(Data records for software interfaces)

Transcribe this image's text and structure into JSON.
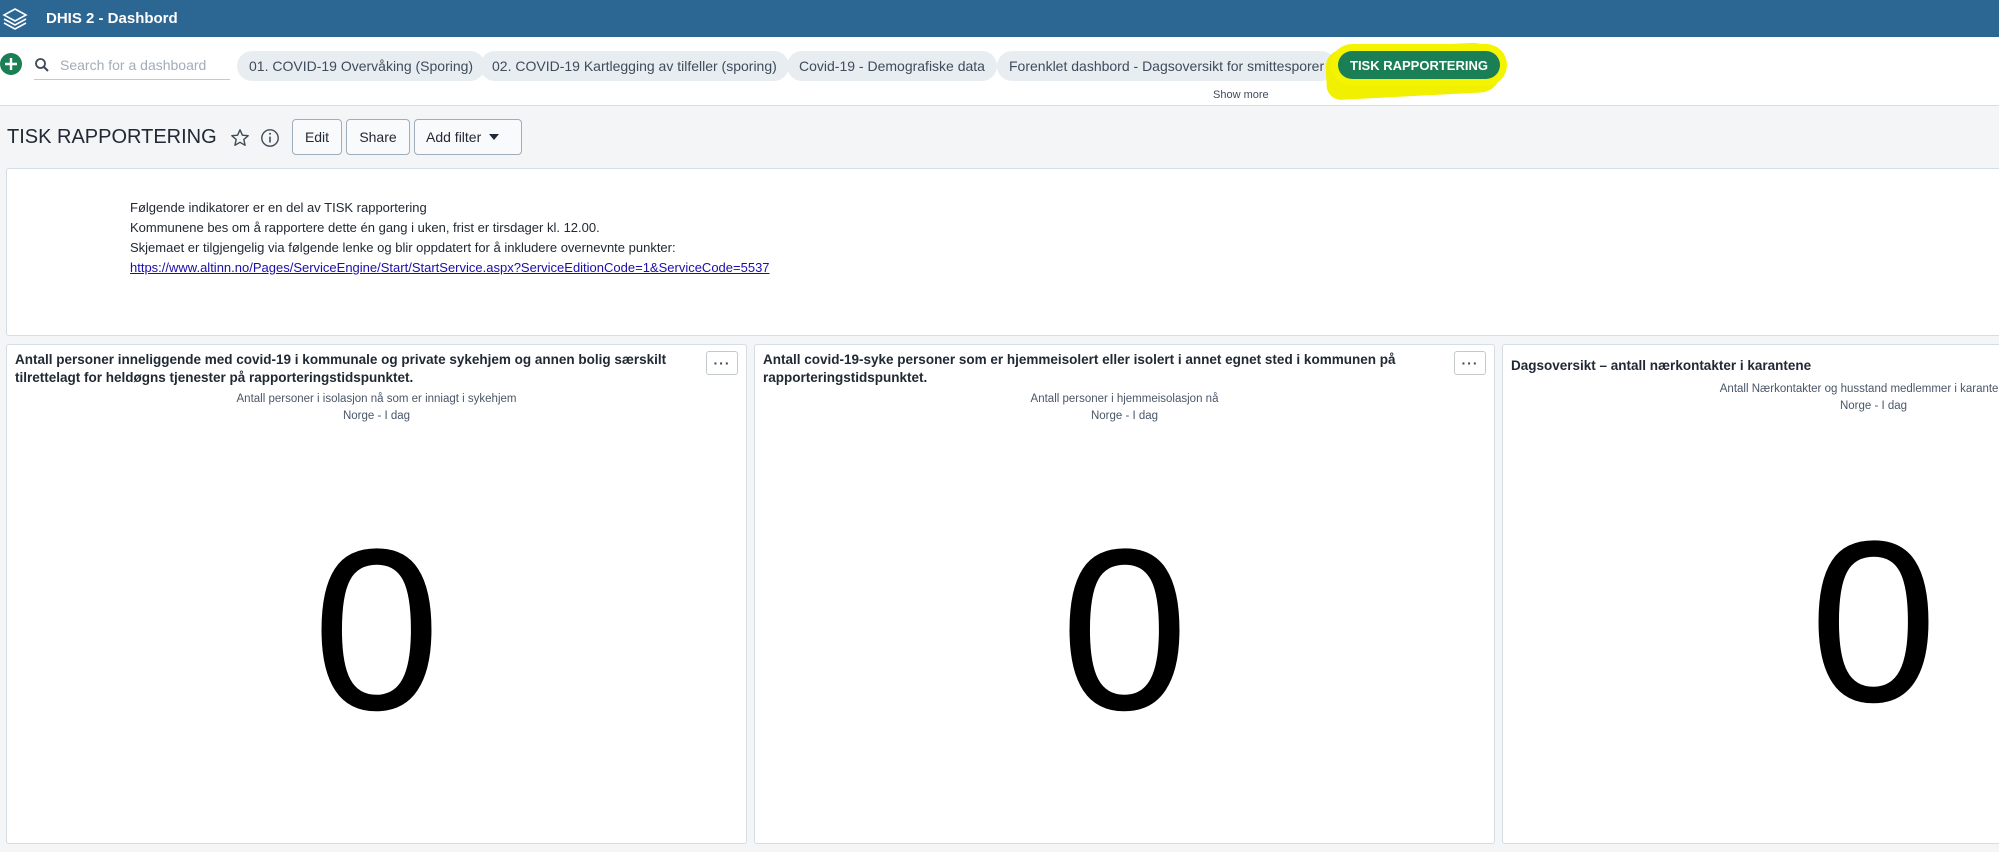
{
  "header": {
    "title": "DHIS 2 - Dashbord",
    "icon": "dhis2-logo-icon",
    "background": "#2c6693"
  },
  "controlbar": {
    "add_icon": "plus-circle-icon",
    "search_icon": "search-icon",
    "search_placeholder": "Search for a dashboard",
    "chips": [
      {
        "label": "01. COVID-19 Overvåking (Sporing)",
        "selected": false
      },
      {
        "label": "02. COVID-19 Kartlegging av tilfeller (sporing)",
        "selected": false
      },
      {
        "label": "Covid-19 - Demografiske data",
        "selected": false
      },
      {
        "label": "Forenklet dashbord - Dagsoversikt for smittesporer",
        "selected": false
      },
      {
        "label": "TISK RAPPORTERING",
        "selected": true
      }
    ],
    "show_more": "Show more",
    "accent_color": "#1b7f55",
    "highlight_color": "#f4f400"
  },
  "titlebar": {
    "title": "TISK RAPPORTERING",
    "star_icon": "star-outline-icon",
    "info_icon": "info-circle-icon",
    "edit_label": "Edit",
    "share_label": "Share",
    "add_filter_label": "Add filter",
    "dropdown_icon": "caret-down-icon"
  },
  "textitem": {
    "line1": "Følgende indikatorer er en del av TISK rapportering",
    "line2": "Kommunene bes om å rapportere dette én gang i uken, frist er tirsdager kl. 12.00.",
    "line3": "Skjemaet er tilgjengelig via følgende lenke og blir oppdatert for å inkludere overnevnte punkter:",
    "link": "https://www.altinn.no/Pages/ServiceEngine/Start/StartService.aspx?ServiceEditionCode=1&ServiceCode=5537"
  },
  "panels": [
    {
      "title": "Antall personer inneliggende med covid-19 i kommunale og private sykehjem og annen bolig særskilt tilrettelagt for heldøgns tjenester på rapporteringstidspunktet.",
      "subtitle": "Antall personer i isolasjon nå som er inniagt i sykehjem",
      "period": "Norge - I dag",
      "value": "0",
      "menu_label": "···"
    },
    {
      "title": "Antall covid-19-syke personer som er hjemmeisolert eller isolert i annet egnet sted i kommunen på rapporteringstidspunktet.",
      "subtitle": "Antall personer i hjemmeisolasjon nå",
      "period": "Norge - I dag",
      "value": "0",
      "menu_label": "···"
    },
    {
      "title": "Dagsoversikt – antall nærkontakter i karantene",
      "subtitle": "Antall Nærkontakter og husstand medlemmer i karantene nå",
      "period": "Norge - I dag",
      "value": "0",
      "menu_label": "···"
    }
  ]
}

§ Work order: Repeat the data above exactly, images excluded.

§ Exercise result:
Transcribe this image's text and structure into JSON.
{
  "header": {
    "title": "DHIS 2 - Dashbord",
    "icon": "dhis2-logo-icon",
    "background": "#2c6693"
  },
  "controlbar": {
    "add_icon": "plus-circle-icon",
    "search_icon": "search-icon",
    "search_placeholder": "Search for a dashboard",
    "chips": [
      {
        "label": "01. COVID-19 Overvåking (Sporing)",
        "selected": false
      },
      {
        "label": "02. COVID-19 Kartlegging av tilfeller (sporing)",
        "selected": false
      },
      {
        "label": "Covid-19 - Demografiske data",
        "selected": false
      },
      {
        "label": "Forenklet dashbord - Dagsoversikt for smittesporer",
        "selected": false
      },
      {
        "label": "TISK RAPPORTERING",
        "selected": true
      }
    ],
    "show_more": "Show more",
    "accent_color": "#1b7f55",
    "highlight_color": "#f4f400"
  },
  "titlebar": {
    "title": "TISK RAPPORTERING",
    "star_icon": "star-outline-icon",
    "info_icon": "info-circle-icon",
    "edit_label": "Edit",
    "share_label": "Share",
    "add_filter_label": "Add filter",
    "dropdown_icon": "caret-down-icon"
  },
  "textitem": {
    "line1": "Følgende indikatorer er en del av TISK rapportering",
    "line2": "Kommunene bes om å rapportere dette én gang i uken, frist er tirsdager kl. 12.00.",
    "line3": "Skjemaet er tilgjengelig via følgende lenke og blir oppdatert for å inkludere overnevnte punkter:",
    "link": "https://www.altinn.no/Pages/ServiceEngine/Start/StartService.aspx?ServiceEditionCode=1&ServiceCode=5537"
  },
  "panels": [
    {
      "title": "Antall personer inneliggende med covid-19 i kommunale og private sykehjem og annen bolig særskilt tilrettelagt for heldøgns tjenester på rapporteringstidspunktet.",
      "subtitle": "Antall personer i isolasjon nå som er inniagt i sykehjem",
      "period": "Norge - I dag",
      "value": "0",
      "menu_label": "···"
    },
    {
      "title": "Antall covid-19-syke personer som er hjemmeisolert eller isolert i annet egnet sted i kommunen på rapporteringstidspunktet.",
      "subtitle": "Antall personer i hjemmeisolasjon nå",
      "period": "Norge - I dag",
      "value": "0",
      "menu_label": "···"
    },
    {
      "title": "Dagsoversikt – antall nærkontakter i karantene",
      "subtitle": "Antall Nærkontakter og husstand medlemmer i karantene nå",
      "period": "Norge - I dag",
      "value": "0",
      "menu_label": "···"
    }
  ]
}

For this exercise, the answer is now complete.